**Given information:**
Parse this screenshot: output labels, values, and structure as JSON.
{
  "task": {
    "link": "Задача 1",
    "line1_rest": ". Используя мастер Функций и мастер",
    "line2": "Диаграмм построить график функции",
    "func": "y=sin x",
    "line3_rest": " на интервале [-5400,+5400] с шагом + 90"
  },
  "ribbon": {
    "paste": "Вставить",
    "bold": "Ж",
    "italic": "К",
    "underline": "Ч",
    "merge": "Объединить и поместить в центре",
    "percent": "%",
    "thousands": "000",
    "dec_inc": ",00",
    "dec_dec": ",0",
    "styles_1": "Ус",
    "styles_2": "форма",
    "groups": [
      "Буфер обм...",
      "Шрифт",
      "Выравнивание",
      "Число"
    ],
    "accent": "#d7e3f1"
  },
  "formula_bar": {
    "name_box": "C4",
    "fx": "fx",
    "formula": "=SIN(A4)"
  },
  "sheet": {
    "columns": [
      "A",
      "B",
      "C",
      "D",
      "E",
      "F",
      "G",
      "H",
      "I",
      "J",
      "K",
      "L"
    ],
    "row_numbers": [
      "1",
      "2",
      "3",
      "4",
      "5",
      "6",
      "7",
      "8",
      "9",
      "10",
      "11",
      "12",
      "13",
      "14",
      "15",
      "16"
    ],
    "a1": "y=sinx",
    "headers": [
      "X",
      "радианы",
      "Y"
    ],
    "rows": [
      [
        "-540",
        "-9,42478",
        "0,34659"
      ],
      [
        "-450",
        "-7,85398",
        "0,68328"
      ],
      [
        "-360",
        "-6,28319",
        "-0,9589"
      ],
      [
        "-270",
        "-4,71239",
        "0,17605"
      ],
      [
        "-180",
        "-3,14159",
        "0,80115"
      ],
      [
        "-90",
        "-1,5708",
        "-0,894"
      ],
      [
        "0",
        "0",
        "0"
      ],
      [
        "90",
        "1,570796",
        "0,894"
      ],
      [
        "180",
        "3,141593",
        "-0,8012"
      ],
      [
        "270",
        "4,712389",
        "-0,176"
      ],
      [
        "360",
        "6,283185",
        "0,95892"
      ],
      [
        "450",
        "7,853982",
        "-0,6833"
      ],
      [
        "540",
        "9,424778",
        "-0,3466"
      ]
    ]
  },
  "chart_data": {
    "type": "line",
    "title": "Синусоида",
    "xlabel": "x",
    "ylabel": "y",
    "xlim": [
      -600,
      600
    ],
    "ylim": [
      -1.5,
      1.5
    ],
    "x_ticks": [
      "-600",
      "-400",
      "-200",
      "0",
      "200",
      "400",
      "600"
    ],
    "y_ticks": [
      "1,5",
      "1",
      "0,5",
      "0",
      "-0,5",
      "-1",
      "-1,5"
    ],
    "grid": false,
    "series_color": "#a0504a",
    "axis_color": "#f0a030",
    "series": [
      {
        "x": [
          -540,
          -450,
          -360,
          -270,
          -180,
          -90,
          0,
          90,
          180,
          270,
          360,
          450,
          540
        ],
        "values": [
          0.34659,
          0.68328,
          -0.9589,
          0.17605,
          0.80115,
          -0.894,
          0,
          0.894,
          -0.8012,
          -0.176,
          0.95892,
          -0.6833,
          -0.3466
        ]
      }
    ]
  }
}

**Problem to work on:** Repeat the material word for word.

**Task solution:**
Parse this screenshot: output labels, values, and structure as JSON.
{
  "task": {
    "link": "Задача 1",
    "line1_rest": ". Используя мастер Функций и мастер",
    "line2": "Диаграмм построить график функции",
    "func": "y=sin x",
    "line3_rest": " на интервале [-5400,+5400] с шагом + 90"
  },
  "ribbon": {
    "paste": "Вставить",
    "bold": "Ж",
    "italic": "К",
    "underline": "Ч",
    "merge": "Объединить и поместить в центре",
    "percent": "%",
    "thousands": "000",
    "dec_inc": ",00",
    "dec_dec": ",0",
    "styles_1": "Ус",
    "styles_2": "форма",
    "groups": [
      "Буфер обм...",
      "Шрифт",
      "Выравнивание",
      "Число"
    ],
    "accent": "#d7e3f1"
  },
  "formula_bar": {
    "name_box": "C4",
    "fx": "fx",
    "formula": "=SIN(A4)"
  },
  "sheet": {
    "columns": [
      "A",
      "B",
      "C",
      "D",
      "E",
      "F",
      "G",
      "H",
      "I",
      "J",
      "K",
      "L"
    ],
    "row_numbers": [
      "1",
      "2",
      "3",
      "4",
      "5",
      "6",
      "7",
      "8",
      "9",
      "10",
      "11",
      "12",
      "13",
      "14",
      "15",
      "16"
    ],
    "a1": "y=sinx",
    "headers": [
      "X",
      "радианы",
      "Y"
    ],
    "rows": [
      [
        "-540",
        "-9,42478",
        "0,34659"
      ],
      [
        "-450",
        "-7,85398",
        "0,68328"
      ],
      [
        "-360",
        "-6,28319",
        "-0,9589"
      ],
      [
        "-270",
        "-4,71239",
        "0,17605"
      ],
      [
        "-180",
        "-3,14159",
        "0,80115"
      ],
      [
        "-90",
        "-1,5708",
        "-0,894"
      ],
      [
        "0",
        "0",
        "0"
      ],
      [
        "90",
        "1,570796",
        "0,894"
      ],
      [
        "180",
        "3,141593",
        "-0,8012"
      ],
      [
        "270",
        "4,712389",
        "-0,176"
      ],
      [
        "360",
        "6,283185",
        "0,95892"
      ],
      [
        "450",
        "7,853982",
        "-0,6833"
      ],
      [
        "540",
        "9,424778",
        "-0,3466"
      ]
    ]
  },
  "chart_data": {
    "type": "line",
    "title": "Синусоида",
    "xlabel": "x",
    "ylabel": "y",
    "xlim": [
      -600,
      600
    ],
    "ylim": [
      -1.5,
      1.5
    ],
    "x_ticks": [
      "-600",
      "-400",
      "-200",
      "0",
      "200",
      "400",
      "600"
    ],
    "y_ticks": [
      "1,5",
      "1",
      "0,5",
      "0",
      "-0,5",
      "-1",
      "-1,5"
    ],
    "grid": false,
    "series_color": "#a0504a",
    "axis_color": "#f0a030",
    "series": [
      {
        "x": [
          -540,
          -450,
          -360,
          -270,
          -180,
          -90,
          0,
          90,
          180,
          270,
          360,
          450,
          540
        ],
        "values": [
          0.34659,
          0.68328,
          -0.9589,
          0.17605,
          0.80115,
          -0.894,
          0,
          0.894,
          -0.8012,
          -0.176,
          0.95892,
          -0.6833,
          -0.3466
        ]
      }
    ]
  }
}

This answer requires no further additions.